Now a plethora of time-sensitive systems, including computer programmes and financial markets, rely on the precise ticking of atomic clocks that measure the energy transitions of atoms. The problem is that due to the moon’s gravity the Earth is slowing down, and not in a regular way. So every now and then a leap second is added to allow astronomical time to catch up with atomic time. It is similar to the introduction of leap years keep our calendars lined up with the Earth’s orbit around the Sun.
Computer programmers try to take account of leap seconds but many systems may have been caught out, warns atomic clock expert Professor Judah Levine, from the US National Institute of Standards and Technology (Nist) in Boulder, Colorado.

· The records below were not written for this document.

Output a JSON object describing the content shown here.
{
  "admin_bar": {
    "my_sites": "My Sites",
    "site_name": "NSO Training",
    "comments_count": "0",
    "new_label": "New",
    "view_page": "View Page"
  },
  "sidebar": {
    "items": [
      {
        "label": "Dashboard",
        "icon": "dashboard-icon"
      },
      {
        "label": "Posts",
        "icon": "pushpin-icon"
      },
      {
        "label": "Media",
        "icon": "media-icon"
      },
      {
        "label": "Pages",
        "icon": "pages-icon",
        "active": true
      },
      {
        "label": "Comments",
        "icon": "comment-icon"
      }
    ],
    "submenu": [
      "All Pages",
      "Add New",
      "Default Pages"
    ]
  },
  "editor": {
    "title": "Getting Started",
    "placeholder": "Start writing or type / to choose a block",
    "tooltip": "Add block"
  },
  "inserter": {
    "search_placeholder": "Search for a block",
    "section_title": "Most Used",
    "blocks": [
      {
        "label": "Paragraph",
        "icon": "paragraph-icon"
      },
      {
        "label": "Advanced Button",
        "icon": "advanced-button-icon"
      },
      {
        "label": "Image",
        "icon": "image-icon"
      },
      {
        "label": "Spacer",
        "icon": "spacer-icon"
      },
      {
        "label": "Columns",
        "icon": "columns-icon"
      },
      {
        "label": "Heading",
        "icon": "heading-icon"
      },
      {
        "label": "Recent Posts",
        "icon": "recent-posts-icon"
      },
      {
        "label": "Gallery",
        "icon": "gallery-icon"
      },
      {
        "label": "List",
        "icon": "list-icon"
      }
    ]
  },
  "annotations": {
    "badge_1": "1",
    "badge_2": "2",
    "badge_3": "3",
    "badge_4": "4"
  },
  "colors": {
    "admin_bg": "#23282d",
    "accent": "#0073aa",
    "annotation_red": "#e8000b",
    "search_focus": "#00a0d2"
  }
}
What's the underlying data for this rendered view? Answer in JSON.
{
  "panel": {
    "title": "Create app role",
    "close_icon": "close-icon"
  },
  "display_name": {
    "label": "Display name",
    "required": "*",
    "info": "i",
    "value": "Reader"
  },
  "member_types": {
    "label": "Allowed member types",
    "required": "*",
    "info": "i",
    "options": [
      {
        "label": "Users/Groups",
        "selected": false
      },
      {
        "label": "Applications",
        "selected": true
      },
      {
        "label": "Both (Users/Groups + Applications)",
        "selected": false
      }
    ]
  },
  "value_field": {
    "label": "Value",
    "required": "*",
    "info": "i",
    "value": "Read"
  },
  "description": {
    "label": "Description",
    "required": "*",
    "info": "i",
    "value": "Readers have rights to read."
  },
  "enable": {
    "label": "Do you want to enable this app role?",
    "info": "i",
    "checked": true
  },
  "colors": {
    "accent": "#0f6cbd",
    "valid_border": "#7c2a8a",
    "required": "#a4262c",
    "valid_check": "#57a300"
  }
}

He told National Geographic magazine: “It’s a major interruption mostly because there are a lot of systems that aren’t prepared to handle the leap second correctly.”
The last leap second in 2012 temporarily disrupted a number of high-profile websites including Mozilla, Reddit, Gawker, LinkedIn, FourSquare and Yelp. In Australia, more than 400 Quantas flights were delayed as staff were forced to switch to manual check-ins.
Leap seconds were first introduced in 1972, by which time atomic clocks and astronomical clocks were already out of kilter by 10 seconds. That year, scientists had to add 10 seconds to the world’s astronomical clocks in one go. The impact then in the pre-internet age was nothing like as great as it would have been today.
The Bank of England (BoE) this week released its risk review in which it highlighted the Buy-to-Let mortgage market. With the risk appetite from Lenders still challenging for First Time Buyers, no notable decrease in divorce rates, and a building sector struggling to keep up with demand, it’s no surprise that lending has continued to grow in Buy-to-Let with the sector now accounting for 15% of the stock of outstanding mortgages and nearly 20% of the flow in 2015 Q1.
Last year HM Treasury said it will consult later this year on giving to the Financial Prudence Committee (FPC), in addition to the power of direction to limit residential mortgage lending at high loan to value or high debt to income ratios, the ability to influence interest coverage ratios, for Buy-to-Let lending. Combine this with the unknown impact of the Mortgage Credit Directive on the “accidental landlord” or consumer Buy-to-Let as it’s more commonly called, and you achieve an interesting future for the sector. With BoE powers to regulate Buy-to-Let and the European influence, it’s hard to think of this type of lending as anything other than fully regulated.
The sector can do nothing but grow over the coming years. New lenders, relaxation of existing criteria, pensions freedoms, poor returns on annuities, people living longer, interest-only policies, a UK workforce prepared to relocate to employment hotspots and wild swings in property prices across the UK all contribute to a healthy “short-termist” approach to meeting the housing needs of the UK. Restricting access to funding is not going to stop the rise of Buy-to-Let, the private rented sector will continue to grow at a pace. The challenge is not the entry into a rented Buy-to-Let for a tenant, it’s the exit plan – perhaps an area for the Bank of England to consider when it decides how to cool a market that is meeting the demands of an ever growing UK population.